Unlike many parents I knew that Madeleine had Fibular Hemimelia before she was born. I read the articles, searched the Internet, contacted families, consulted doctors and worried more than any mother should. I also prayed. I prayed hard that my baby would be a candidate for a shoe lift, lengthening, maybe she would be fine...
Thursday, July 3, 2008
Wednesday, July 2, 2008
How do you react?
Shock, horror, disgust, anger, sadness, desperation.
If you are religious you will pray to God that he will change your baby. He will take away the deformity. He will heal miraculously. If you are one that walks with guilt you will wonder what you did wrong to bring this about. If you are a dreamer you will conjure ideas of the future. You will dream of the future of technology. You will research, hold your breath, talk to other families. You will travel, spend money, seek the best doctor, professionals anything to change the outcome of knowing that your child will grow up different from others.
Now you find out that they will indeed not be what some consider normal but they will be happy functioning people. They will be smart, social and attractive. They will do almost everything that all of their other peers and siblings do. They will have a wide open future. They will have possibilities and maybe, just maybe, this 'disability' will benefit them.You feel good about the positives but continue to worry about the negatives. You are happy that there is nothing 'developmentally' wrong with your child. You are content to know that your child is bright and capable. You are distraught about the abnormal categorization of your child. You know that they will always be looked at differently. That people will have a hard time getting past the 'deformity'. That people will always ask questions and be curious. They will want to know the details, the reason. Inside they will hope that they can prevent the same thing from happening to their children. They don't want to go through this and thank the heavens daily that they don't have to. "Thank God," they will say, "that my child is normal, beautiful, capable, perfect".
You know that people think this to themselves because you would have thought that if you were in their shoes. You know that they think this because you can see it written on their face. They are sympathetic and kind but you know anyway.
You look at other babies and children and think about how you got a bit shafted on this one. Every time a baby is born you look at their tiny bodies and try to see if they resemble your baby's deformity. You look for likeness, you seek out families that are going through the same thing. You feel like a kindred spirit to people who parent or are of the same kind. Even if you would normally not run in the same circle.
You are in a lonely place.
Tuesday, July 1, 2008

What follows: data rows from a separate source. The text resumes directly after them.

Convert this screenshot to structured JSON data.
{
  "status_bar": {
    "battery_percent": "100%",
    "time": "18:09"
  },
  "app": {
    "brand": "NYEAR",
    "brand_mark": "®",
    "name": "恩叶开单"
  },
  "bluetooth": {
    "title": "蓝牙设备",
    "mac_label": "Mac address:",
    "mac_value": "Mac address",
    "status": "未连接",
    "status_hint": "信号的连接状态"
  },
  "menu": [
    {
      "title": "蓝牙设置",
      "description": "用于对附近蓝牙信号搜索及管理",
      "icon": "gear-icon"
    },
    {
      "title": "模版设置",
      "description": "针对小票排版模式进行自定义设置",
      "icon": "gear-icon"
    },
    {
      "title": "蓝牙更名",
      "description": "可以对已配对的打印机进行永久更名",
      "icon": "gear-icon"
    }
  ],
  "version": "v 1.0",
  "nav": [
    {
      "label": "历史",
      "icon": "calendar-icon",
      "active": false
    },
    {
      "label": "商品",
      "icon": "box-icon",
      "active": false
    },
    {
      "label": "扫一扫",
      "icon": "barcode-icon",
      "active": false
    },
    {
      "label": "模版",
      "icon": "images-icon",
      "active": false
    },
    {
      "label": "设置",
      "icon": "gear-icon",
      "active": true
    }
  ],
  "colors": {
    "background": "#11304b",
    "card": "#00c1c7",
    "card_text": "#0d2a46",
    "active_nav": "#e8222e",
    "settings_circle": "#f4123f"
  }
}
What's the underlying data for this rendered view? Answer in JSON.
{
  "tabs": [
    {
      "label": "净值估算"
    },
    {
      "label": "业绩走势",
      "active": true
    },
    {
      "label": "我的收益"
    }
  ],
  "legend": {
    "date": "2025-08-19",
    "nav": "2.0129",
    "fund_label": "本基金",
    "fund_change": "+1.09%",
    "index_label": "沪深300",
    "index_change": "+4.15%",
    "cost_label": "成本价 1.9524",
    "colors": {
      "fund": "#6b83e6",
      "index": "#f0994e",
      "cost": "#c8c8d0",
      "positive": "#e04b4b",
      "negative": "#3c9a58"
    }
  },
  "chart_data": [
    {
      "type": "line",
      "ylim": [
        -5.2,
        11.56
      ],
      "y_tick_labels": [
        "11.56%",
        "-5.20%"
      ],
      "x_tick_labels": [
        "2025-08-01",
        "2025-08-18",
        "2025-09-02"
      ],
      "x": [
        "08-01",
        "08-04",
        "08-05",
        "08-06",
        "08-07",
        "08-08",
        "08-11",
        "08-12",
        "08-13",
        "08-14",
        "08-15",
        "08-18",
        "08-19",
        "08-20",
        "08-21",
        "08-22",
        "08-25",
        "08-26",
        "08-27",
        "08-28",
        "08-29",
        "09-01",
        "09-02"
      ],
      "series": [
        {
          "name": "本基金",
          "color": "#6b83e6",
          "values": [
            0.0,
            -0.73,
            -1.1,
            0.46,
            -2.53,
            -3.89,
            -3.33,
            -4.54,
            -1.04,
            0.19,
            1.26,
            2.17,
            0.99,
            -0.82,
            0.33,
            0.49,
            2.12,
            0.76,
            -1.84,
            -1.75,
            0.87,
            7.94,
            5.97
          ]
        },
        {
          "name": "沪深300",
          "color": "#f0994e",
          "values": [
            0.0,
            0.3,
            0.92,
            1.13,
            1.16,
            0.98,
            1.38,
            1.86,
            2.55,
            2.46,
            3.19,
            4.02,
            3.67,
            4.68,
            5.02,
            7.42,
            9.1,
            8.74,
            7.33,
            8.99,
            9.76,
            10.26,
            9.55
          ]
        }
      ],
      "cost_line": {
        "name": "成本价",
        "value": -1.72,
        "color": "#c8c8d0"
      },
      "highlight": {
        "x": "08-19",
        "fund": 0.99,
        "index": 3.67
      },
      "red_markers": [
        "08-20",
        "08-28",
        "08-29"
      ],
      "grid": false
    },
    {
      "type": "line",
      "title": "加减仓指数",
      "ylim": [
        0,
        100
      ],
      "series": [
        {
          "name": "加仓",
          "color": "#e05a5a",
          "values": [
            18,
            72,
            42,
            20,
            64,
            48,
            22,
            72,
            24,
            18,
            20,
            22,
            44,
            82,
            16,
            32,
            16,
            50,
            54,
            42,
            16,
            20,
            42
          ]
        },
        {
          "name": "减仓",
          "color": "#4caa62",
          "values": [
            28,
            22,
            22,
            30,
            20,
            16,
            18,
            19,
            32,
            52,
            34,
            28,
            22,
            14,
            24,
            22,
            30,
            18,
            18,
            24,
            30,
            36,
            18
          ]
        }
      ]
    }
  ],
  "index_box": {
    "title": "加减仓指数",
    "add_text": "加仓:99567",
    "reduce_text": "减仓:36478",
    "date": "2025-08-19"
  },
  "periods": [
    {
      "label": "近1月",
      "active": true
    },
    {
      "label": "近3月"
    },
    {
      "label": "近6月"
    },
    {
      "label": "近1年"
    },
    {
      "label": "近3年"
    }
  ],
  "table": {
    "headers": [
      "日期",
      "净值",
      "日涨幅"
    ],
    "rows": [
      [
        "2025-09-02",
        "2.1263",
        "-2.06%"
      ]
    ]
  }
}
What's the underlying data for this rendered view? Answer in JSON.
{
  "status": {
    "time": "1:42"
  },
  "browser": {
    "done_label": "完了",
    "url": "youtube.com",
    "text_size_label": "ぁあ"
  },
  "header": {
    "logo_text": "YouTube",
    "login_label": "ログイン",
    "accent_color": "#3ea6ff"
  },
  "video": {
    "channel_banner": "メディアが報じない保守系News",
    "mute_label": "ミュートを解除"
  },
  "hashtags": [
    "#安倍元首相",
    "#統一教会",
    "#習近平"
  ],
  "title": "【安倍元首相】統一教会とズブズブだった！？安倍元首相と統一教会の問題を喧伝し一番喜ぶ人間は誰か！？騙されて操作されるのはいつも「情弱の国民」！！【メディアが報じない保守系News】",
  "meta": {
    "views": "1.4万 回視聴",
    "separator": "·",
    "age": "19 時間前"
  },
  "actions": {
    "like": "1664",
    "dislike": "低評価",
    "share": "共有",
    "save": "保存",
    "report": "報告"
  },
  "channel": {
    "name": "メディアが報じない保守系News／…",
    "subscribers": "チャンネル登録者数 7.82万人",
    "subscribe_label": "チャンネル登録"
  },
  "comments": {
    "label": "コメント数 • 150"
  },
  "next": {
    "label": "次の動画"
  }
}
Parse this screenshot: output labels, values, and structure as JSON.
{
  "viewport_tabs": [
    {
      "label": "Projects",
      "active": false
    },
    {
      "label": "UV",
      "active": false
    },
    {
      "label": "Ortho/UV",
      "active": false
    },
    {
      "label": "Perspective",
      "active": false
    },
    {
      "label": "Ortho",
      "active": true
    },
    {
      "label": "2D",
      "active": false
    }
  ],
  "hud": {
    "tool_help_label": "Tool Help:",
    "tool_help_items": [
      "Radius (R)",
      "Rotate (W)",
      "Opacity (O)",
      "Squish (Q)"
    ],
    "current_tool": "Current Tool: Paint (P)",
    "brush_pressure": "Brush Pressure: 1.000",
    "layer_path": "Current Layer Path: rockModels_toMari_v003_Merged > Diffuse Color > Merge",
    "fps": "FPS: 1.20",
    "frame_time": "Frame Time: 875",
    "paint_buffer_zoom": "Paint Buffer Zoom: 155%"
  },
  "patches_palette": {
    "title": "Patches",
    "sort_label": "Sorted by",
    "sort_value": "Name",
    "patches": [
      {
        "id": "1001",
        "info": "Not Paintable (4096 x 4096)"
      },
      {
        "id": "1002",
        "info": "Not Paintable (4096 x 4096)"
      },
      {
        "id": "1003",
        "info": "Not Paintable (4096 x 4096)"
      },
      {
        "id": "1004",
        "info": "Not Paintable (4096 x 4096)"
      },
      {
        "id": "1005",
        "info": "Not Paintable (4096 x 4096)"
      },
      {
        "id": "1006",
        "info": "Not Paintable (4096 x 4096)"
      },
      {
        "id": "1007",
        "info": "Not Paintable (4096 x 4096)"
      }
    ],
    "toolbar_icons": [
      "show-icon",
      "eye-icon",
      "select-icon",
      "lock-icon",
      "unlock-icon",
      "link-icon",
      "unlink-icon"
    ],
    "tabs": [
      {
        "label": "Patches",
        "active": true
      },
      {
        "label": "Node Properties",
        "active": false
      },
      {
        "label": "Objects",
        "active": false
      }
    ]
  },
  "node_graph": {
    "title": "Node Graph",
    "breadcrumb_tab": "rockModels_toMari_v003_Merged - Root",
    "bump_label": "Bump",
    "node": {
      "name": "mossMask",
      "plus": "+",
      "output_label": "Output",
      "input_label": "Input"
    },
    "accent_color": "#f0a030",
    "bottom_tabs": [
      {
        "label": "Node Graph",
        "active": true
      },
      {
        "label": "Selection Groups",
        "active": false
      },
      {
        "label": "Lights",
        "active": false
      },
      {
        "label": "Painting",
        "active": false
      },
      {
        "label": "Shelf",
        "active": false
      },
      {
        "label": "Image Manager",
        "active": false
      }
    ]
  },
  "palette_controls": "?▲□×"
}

Michael and I have lived in a very nice apartment for 5 years now. It is not small and it is not dumpy but it is an apartment. We live on the fourth floor, the top. It has vaulted ceilings and is quite large (about 1000 square feet). There is an elevator and it is a very new and clean building. We live in a fantastic neighborhood that we adore. The problem is that we have no yard, no green space, no garden. We have several parks close, a few in walking distance but it doesn't feel the same as letting your kids lose in the back yard.
For a while we have been talking about finding a house to reside in. We have looked at many and considered a few. Michael, if you didn't know this already, is very picky. His favorite phrase when looking at a house for the first time is, "it's a dump" or just simply, "dumpy". Well, the first words he uttered upon seeing our new house was, "we'll take it".
Located conveniently a mile northeast of our current residence, the house is in the charming Maple Leaf district of Seattle (north of Greenlake). It is a 1930s Craftsman style with a large yard, fenced back yard, cute flower beds, new upgrade to the place and a super duper daylight basement with a huge playroom for the kids.
Moving with two two year old toddlers.